### [What you are asked to do]
Below is a block of records. Copy every line in it that contains the word "Валюта".

[Information given — start]

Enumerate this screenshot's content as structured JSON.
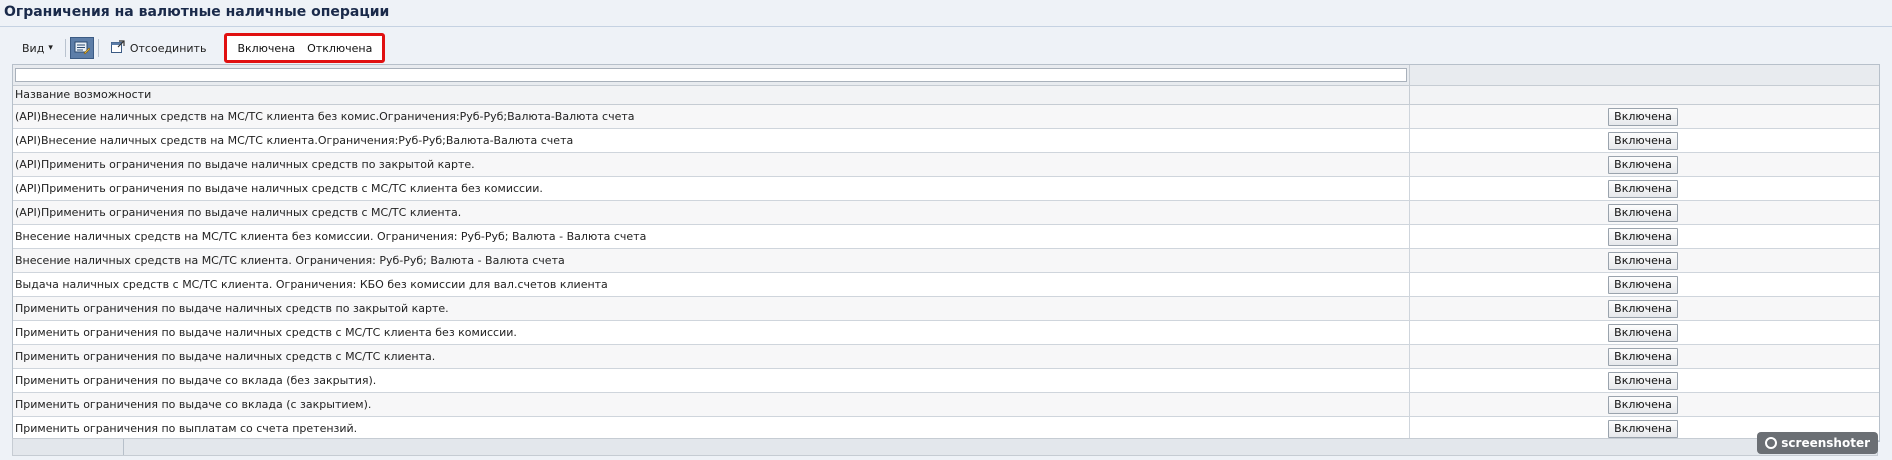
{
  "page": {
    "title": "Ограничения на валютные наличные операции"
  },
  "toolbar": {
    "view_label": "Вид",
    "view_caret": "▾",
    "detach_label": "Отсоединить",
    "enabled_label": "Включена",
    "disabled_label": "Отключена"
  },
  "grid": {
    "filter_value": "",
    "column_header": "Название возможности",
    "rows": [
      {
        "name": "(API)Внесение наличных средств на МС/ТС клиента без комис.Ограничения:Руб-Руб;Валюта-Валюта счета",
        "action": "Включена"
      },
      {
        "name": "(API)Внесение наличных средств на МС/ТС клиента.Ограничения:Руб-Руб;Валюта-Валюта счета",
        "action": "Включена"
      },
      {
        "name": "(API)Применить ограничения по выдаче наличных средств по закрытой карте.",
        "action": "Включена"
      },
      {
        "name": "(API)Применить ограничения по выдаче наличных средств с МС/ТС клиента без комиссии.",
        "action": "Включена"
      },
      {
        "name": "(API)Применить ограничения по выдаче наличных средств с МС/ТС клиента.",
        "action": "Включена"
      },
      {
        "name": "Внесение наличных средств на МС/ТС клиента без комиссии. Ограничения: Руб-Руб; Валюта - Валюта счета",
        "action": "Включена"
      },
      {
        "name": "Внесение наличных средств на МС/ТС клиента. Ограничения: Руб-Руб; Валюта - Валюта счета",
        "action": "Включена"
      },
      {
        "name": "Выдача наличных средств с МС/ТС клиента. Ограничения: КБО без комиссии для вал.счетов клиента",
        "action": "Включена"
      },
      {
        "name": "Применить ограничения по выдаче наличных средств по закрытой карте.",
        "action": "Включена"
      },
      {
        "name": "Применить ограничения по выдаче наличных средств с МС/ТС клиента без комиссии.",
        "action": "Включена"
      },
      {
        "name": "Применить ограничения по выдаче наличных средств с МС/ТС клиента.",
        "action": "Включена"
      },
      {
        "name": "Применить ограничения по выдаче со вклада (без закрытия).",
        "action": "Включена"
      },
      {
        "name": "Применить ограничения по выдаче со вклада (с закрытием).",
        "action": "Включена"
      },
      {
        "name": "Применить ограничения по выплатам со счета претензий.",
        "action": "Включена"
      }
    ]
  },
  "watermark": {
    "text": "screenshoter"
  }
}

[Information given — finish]

### [Response area]
        "name": "(API)Внесение наличных средств на МС/ТС клиента без комис.Ограничения:Руб-Руб;Валюта-Валюта счета",
        "name": "(API)Внесение наличных средств на МС/ТС клиента.Ограничения:Руб-Руб;Валюта-Валюта счета",
        "name": "Внесение наличных средств на МС/ТС клиента без комиссии. Ограничения: Руб-Руб; Валюта - Валюта счета",
        "name": "Внесение наличных средств на МС/ТС клиента. Ограничения: Руб-Руб; Валюта - Валюта счета",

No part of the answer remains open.